Review: Baukunst der Nachkriegsmoderne: Architekturführer Berlin 1949–1979
Adrian von Buttlar, Kerstin Wittmann-Englert, Gabi Dolff-Bonekämper (Reimer, €29.95)
Reviewed by Stefan Muthesius
No city in the world can offer a greater number of Modern masterpieces than post-WWII Berlin, at least as far as the great names are concerned. Corb, Mies, Gropius, Aalto, Niemeyer, all are represented here with substantial works. Among the most noted German practitioners are Egon Eiermann and, of course, Berlin’s most original designer, Hans Scharoun.
How could this happen? Probably the principal motivation was a sense of guilt: from 1919 to 1933 Berlin had been at the forefront of architectural innovation, shamefully interrupted by the Nazi regime. After the latter had perished – and with it substantial parts of the city itself – an international outlook arose, unprecedented in its deep convictions.
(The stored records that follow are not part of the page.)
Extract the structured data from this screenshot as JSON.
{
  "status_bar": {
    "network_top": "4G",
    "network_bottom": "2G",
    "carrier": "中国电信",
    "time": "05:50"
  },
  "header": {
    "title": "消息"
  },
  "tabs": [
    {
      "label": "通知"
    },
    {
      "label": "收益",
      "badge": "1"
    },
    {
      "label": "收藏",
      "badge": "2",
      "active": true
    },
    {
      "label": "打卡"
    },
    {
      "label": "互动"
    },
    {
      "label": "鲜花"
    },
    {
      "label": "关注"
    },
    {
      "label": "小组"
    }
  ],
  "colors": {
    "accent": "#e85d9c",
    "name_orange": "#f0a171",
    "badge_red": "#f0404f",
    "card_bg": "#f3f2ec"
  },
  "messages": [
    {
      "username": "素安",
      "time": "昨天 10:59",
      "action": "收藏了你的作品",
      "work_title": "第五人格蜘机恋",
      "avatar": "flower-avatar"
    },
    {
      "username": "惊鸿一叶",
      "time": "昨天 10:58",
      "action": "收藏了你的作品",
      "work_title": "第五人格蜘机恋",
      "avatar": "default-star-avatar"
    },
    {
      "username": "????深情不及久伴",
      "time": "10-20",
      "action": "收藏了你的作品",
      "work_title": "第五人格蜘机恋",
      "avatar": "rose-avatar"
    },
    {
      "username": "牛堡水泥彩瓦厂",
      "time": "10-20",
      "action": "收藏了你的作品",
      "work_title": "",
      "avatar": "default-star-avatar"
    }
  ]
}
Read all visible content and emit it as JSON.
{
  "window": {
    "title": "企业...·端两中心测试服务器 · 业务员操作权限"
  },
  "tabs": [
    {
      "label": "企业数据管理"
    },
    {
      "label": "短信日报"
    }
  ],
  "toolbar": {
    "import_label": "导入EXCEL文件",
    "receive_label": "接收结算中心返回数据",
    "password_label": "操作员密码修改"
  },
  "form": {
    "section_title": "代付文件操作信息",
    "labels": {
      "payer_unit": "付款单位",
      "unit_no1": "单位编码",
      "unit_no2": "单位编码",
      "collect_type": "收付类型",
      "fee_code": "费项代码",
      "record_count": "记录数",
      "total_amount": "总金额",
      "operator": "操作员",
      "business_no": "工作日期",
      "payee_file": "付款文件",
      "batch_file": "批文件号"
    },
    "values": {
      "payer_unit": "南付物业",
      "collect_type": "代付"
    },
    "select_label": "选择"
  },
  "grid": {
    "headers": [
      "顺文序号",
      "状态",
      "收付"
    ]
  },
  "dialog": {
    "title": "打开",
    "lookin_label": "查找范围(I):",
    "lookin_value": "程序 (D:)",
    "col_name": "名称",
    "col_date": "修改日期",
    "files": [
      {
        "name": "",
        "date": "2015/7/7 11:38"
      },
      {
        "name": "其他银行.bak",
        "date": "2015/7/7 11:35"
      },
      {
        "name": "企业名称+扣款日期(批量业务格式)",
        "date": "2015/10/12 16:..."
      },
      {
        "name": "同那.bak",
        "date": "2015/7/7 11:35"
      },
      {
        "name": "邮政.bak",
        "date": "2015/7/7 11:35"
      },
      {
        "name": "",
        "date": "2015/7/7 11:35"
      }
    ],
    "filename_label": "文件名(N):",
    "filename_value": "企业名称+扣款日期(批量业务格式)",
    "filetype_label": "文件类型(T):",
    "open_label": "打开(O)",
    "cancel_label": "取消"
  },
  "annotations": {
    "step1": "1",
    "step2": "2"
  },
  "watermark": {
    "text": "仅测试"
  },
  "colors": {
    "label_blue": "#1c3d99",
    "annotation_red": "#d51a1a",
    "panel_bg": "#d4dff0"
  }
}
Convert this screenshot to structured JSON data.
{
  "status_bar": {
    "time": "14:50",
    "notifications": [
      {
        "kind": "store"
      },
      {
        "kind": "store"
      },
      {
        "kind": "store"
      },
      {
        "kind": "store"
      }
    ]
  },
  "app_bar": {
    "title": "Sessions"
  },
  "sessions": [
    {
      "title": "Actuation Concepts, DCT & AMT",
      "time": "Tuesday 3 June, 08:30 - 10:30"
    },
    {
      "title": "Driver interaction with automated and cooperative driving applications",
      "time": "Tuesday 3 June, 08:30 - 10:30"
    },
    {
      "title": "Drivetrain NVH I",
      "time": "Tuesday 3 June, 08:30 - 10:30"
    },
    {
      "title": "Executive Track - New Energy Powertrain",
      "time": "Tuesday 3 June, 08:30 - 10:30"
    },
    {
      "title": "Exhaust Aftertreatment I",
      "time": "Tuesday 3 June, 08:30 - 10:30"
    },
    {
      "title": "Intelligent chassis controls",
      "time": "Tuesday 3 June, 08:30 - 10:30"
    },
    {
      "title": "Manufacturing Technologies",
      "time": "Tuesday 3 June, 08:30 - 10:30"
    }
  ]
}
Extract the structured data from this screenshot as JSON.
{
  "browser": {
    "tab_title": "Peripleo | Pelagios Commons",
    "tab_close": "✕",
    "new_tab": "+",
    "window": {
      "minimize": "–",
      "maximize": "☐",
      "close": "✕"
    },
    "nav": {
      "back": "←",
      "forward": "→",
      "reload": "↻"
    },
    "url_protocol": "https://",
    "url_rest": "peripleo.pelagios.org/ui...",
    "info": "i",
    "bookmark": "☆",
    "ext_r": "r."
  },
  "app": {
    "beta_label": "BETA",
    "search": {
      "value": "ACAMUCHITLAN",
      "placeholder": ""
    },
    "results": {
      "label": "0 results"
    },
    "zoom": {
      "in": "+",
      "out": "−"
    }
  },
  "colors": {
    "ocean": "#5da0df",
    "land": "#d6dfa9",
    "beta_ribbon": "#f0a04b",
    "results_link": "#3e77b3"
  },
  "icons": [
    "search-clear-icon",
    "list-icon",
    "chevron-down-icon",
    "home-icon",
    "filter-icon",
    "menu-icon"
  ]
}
At the same time, a totally different wind blew from the East: Berlin’s Stalin-Allee, today named Karl-Marx Allee, presents one of the richest and most striking examples of Stalinist architectural style and urbanism anywhere in the Soviet bloc. Berlin became the test case for a sharp politicisation of C20 architecture.
All these issues are discussed in the book, though its principal division is by types of building. The picture as a whole is one of a solid, committed modernity throughout, which from the late 1950s includes East Berlin, too. With its clear maps, handy format and over 700 excellent illustrations the volume also serves as a guidebook, though note that its text is in German only. For each building shown we are told whether or not it is listed, and, lo and behold, not only are the buildings by the greater and lesser masters protected, but the majority of the 1950s and 60s works as well. A rich city indeed.